MOOD METER APP. Eikos Concepts. Le spécialiste des formations participatives, actives et ludiques. Emotional Intelligence Skills and How to Develop Them (Incl. Soft + Social Skills) All Models Are Wrong: How to Make Decisions in an Imperfect World. The Value of Time: How Much is Your Time Really Worth? How Decision Fatigue Steals Your Productivity (and How to Take it Back) How Fractured Focus Steals Your Productivity (and How to Take it Back) Productivity Thieves, Part 1/4. Productivity Thieves, Part 3/4: Toxic Habits and How to Break Them. Tout le monde n’a pas eu la chance de rater ses études, d’Olivier Roland.

Créer son entreprise pour devenir libre ! Tout le monde n’a pas eu la chance de rater ses études d’Olivier Roland. Transition énergétique et réduction des consommations. Being with Stressful Moments Rather Than Avoiding Them. David Le Breton : l'adolescence, cette période "désynchronisée des rythmes d'adultes" Petite synthese de noologie. Nietzsche avait tout compris. Marx n'avait rien compris. La pensée critique appliquée à soi. Esprit critique - Une fausseté répétée mille fois. Spiritualiser, c'est voir les âmes … L'Âme, clé de la Vie ! Une âme qui vous anime … Un regard philosophique. A propos d'indifférencialisme (En suivant Carlo Strenger) Le savoir dire, conformisme artificiel ou grammaire de la relation? How To Overcome Pack Mentality In The Workplace By Fostering Psychological Safety.
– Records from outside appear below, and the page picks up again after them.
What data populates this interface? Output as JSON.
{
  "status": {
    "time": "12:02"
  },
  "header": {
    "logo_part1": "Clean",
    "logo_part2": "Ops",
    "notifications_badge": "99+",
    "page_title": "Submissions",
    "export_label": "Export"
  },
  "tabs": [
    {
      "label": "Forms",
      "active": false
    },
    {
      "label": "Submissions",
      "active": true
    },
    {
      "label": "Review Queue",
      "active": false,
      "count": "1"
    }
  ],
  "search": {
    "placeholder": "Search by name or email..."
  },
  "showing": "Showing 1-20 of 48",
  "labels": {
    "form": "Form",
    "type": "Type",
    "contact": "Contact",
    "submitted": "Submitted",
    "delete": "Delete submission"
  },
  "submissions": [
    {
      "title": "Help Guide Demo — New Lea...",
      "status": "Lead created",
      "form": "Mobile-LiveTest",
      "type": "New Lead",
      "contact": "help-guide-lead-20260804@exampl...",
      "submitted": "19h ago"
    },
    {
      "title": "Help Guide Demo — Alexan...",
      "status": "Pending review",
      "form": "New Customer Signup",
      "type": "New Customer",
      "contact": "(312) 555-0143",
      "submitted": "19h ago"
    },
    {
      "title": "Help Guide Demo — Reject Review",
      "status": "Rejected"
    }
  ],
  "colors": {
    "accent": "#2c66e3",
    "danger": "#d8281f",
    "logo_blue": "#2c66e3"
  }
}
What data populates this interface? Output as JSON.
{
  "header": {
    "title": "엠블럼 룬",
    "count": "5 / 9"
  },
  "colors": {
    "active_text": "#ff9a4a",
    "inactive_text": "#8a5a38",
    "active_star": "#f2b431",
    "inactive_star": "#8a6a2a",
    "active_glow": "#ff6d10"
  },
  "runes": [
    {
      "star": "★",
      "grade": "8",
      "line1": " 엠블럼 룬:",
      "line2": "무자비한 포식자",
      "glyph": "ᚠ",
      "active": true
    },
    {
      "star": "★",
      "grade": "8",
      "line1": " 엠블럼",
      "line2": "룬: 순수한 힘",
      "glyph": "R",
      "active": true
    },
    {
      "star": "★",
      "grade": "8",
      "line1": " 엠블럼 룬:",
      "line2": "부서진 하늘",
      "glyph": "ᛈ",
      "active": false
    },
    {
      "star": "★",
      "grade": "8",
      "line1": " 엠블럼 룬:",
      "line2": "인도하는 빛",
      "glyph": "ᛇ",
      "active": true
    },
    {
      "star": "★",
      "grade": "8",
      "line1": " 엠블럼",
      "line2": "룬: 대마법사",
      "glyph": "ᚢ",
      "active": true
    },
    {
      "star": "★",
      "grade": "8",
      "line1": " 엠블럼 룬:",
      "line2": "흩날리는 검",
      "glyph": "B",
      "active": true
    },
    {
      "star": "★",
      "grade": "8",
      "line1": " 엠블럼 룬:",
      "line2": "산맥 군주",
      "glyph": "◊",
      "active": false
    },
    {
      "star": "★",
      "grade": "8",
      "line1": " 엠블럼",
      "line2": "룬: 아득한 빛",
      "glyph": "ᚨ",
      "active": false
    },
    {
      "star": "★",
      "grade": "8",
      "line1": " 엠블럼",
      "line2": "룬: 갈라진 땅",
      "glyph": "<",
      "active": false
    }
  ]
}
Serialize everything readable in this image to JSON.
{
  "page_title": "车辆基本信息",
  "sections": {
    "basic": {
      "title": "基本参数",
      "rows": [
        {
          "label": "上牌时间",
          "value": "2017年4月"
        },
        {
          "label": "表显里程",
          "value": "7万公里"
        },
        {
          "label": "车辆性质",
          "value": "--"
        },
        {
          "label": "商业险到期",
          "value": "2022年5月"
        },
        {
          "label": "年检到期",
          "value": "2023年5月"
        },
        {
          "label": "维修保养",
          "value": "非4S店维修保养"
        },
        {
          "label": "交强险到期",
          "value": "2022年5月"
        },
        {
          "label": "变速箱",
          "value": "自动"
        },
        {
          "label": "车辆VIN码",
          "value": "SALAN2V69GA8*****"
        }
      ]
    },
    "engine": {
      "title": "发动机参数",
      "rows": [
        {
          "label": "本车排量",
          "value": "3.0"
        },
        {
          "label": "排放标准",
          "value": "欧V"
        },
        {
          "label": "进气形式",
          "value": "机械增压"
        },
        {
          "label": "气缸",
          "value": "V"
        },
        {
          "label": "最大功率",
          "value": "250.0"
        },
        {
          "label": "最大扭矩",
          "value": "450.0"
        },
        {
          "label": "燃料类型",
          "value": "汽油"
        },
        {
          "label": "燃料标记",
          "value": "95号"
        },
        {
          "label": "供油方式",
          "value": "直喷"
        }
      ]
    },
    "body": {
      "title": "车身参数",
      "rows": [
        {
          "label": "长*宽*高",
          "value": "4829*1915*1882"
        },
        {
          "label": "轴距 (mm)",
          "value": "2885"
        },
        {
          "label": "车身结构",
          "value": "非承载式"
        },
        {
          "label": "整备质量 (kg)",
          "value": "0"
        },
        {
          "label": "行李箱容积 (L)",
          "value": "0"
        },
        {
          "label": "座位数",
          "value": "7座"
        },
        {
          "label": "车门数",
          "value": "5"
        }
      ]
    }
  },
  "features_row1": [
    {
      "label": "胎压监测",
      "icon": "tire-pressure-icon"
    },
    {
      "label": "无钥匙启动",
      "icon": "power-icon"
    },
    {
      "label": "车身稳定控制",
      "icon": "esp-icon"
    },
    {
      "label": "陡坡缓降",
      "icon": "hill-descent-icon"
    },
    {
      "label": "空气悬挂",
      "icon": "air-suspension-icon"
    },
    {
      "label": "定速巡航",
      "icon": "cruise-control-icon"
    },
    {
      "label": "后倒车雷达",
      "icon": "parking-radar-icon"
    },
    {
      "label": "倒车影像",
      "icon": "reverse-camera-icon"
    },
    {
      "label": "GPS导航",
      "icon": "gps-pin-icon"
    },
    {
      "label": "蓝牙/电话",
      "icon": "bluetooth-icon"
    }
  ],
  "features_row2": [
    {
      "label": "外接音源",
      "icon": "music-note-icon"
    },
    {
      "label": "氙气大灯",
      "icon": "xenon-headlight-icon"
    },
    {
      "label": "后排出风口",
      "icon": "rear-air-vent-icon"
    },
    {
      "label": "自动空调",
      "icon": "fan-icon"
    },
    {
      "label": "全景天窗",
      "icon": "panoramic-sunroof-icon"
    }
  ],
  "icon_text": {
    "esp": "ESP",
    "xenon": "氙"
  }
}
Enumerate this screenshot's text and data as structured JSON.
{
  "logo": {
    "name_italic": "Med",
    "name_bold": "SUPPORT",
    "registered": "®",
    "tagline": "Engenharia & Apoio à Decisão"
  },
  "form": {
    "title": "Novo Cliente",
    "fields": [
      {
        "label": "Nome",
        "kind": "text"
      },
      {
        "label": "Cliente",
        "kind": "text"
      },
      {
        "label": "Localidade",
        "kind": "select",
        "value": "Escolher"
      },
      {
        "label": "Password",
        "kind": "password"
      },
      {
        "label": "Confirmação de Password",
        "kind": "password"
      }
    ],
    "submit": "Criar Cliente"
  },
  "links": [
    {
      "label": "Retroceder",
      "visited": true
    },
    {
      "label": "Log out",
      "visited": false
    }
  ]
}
What's Your Feedback Flavor? How To Give Negative Feedback Beyond The Compliment Sandwich. 6 Mental Traps in Predicting Future Feelings. Want to Get Better? Learn to Take a Risk. Eight Reasons Why We Get Bored. L’enfermement par l’imagination ou l’entendement - Jérôme LECOQ. Le grand entretien avec Cynthia FLEURY (première partie) - Les Grands Entretiens de la SOP - SOP. Le grand entretien avec Cynthia FLEURY (suite et fin) - Les Grands Entretiens de la SOP - SOP.

Procrastinate Much? Manage Your Emotions, Not Your Time. Méditation sur la Beauté. » Rousseau. Désir et sagesse. La route du bonheur. » Le désir de reconnaissance est un désir d’esclave. Nietzsche. 3 Universal Ways That Elite Athletes Cope With Stress. SEVF : la boucle d’écoute gagnante (Stephen Karpman)

Le Triangle Compassionnel de Karpman : de la manipulation à la compassion (pourquoi nous jouons à des jeux psychologiques et comment en sortir) Le triangle du respect en famille : comprendre les mécanismes de l'irrespect.